_Required work_. How many lines below contain the word "title"? Answer with that number alone.

[Website and app data records]
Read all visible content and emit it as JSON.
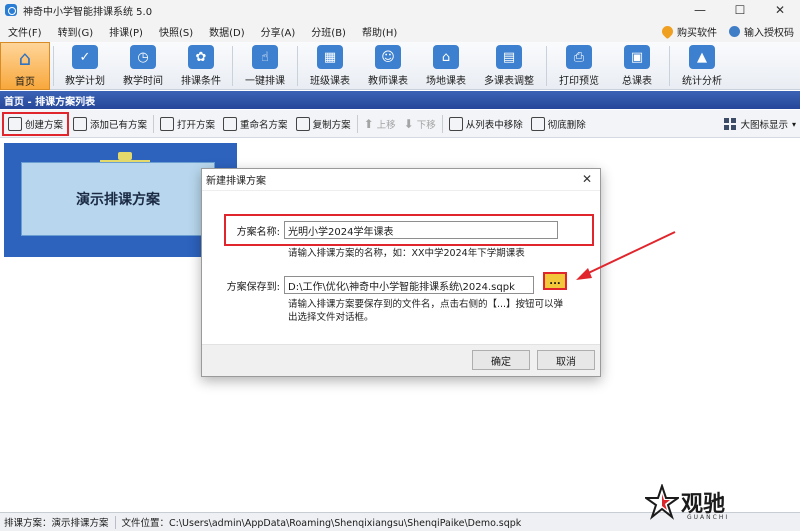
{
  "window": {
    "title": "神奇中小学智能排课系统 5.0",
    "minimize": "—",
    "maximize": "☐",
    "close": "✕"
  },
  "menu": {
    "items": [
      "文件(F)",
      "转到(G)",
      "排课(P)",
      "快照(S)",
      "数据(D)",
      "分享(A)",
      "分班(B)",
      "帮助(H)"
    ],
    "buy": "购买软件",
    "license": "输入授权码"
  },
  "ribbon": {
    "buttons": [
      {
        "label": "首页",
        "icon": "home-icon"
      },
      {
        "label": "教学计划",
        "icon": "clipboard-icon"
      },
      {
        "label": "教学时间",
        "icon": "clock-icon"
      },
      {
        "label": "排课条件",
        "icon": "conditions-icon"
      },
      {
        "label": "一键排课",
        "icon": "hand-click-icon"
      },
      {
        "label": "班级课表",
        "icon": "class-table-icon"
      },
      {
        "label": "教师课表",
        "icon": "teacher-table-icon"
      },
      {
        "label": "场地课表",
        "icon": "venue-table-icon"
      },
      {
        "label": "多课表调整",
        "icon": "multi-table-icon"
      },
      {
        "label": "打印预览",
        "icon": "printer-icon"
      },
      {
        "label": "总课表",
        "icon": "total-table-icon"
      },
      {
        "label": "统计分析",
        "icon": "chart-icon"
      }
    ]
  },
  "breadcrumb": "首页 - 排课方案列表",
  "toolbar": {
    "create": "创建方案",
    "add_existing": "添加已有方案",
    "open": "打开方案",
    "rename": "重命名方案",
    "copy": "复制方案",
    "move_up": "上移",
    "move_down": "下移",
    "remove": "从列表中移除",
    "delete": "彻底删除",
    "view_mode": "大图标显示"
  },
  "plan_card": {
    "name": "演示排课方案"
  },
  "dialog": {
    "title": "新建排课方案",
    "name_label": "方案名称:",
    "name_value": "光明小学2024学年课表",
    "name_hint": "请输入排课方案的名称，如：XX中学2024年下学期课表",
    "path_label": "方案保存到:",
    "path_value": "D:\\工作\\优化\\神奇中小学智能排课系统\\2024.sqpk",
    "browse_label": "...",
    "path_hint_1": "请输入排课方案要保存到的文件名，点击右侧的【...】按钮可以弹",
    "path_hint_2": "出选择文件对话框。",
    "ok": "确定",
    "cancel": "取消"
  },
  "status": {
    "plan": "排课方案：演示排课方案",
    "location": "文件位置：C:\\Users\\admin\\AppData\\Roaming\\Shenqixiangsu\\ShenqiPaike\\Demo.sqpk"
  },
  "watermark": {
    "text": "观驰",
    "sub": "GUANCHI"
  },
  "colors": {
    "accent": "#2d62bd",
    "highlight": "#e0262c",
    "home_tab": "#f8a83c"
  }
}
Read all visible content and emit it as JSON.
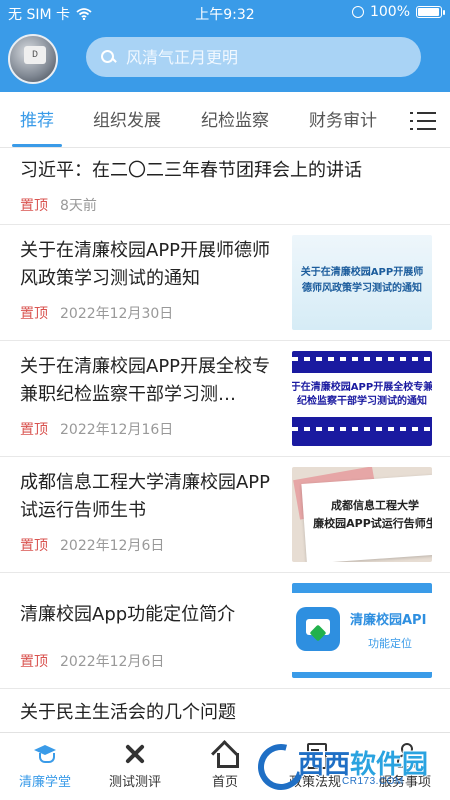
{
  "status_bar": {
    "carrier": "无 SIM 卡",
    "time": "上午9:32",
    "battery": "100%",
    "battery_level": 1.0,
    "icons": [
      "wifi-icon",
      "orientation-lock-icon",
      "battery-icon"
    ]
  },
  "header": {
    "avatar_key": "D",
    "search_placeholder": "风清气正月更明",
    "accent": "#3a9be8"
  },
  "tabs": [
    {
      "label": "推荐",
      "active": true
    },
    {
      "label": "组织发展",
      "active": false
    },
    {
      "label": "纪检监察",
      "active": false
    },
    {
      "label": "财务审计",
      "active": false
    }
  ],
  "feed": [
    {
      "title": "习近平：在二〇二三年春节团拜会上的讲话",
      "pin": "置顶",
      "date": "8天前",
      "thumb": null
    },
    {
      "title": "关于在清廉校园APP开展师德师风政策学习测试的通知",
      "pin": "置顶",
      "date": "2022年12月30日",
      "thumb_text": "关于在清廉校园APP开展师德师风政策学习测试的通知"
    },
    {
      "title": "关于在清廉校园APP开展全校专兼职纪检监察干部学习测…",
      "pin": "置顶",
      "date": "2022年12月16日",
      "thumb_text_1": "于在清廉校园APP开展全校专兼",
      "thumb_text_2": "纪检监察干部学习测试的通知"
    },
    {
      "title": "成都信息工程大学清廉校园APP试运行告师生书",
      "pin": "置顶",
      "date": "2022年12月6日",
      "thumb_text_1": "成都信息工程大学",
      "thumb_text_2": "廉校园APP试运行告师生"
    },
    {
      "title": "清廉校园App功能定位简介",
      "pin": "置顶",
      "date": "2022年12月6日",
      "thumb_name": "清廉校园API",
      "thumb_sub": "功能定位"
    },
    {
      "title": "关于民主生活会的几个问题"
    }
  ],
  "bottom_nav": [
    {
      "label": "清廉学堂",
      "icon": "graduation-cap-icon",
      "active": true
    },
    {
      "label": "测试测评",
      "icon": "tools-icon",
      "active": false
    },
    {
      "label": "首页",
      "icon": "home-icon",
      "active": false
    },
    {
      "label": "政策法规",
      "icon": "book-icon",
      "active": false
    },
    {
      "label": "服务事项",
      "icon": "person-icon",
      "active": false
    }
  ],
  "watermark": {
    "text_1": "西西",
    "text_2": "软件园",
    "url": "CR173.COM"
  }
}
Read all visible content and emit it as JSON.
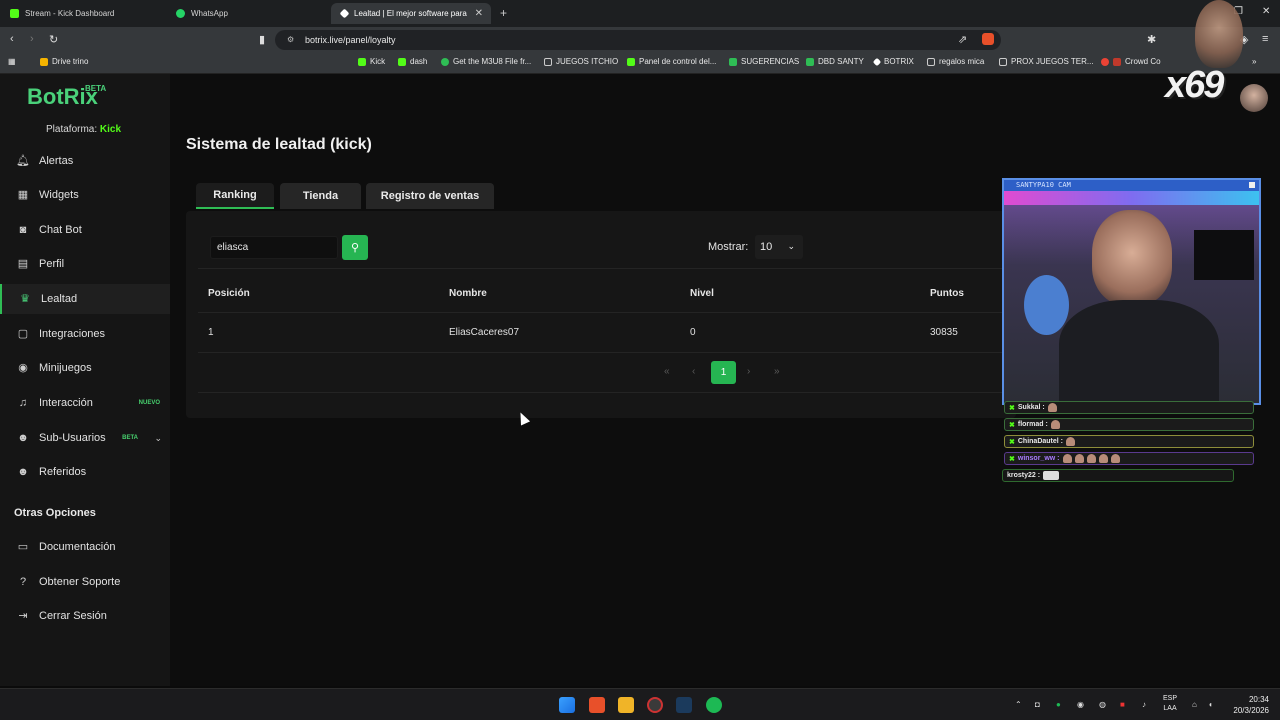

_Worked solution_. 8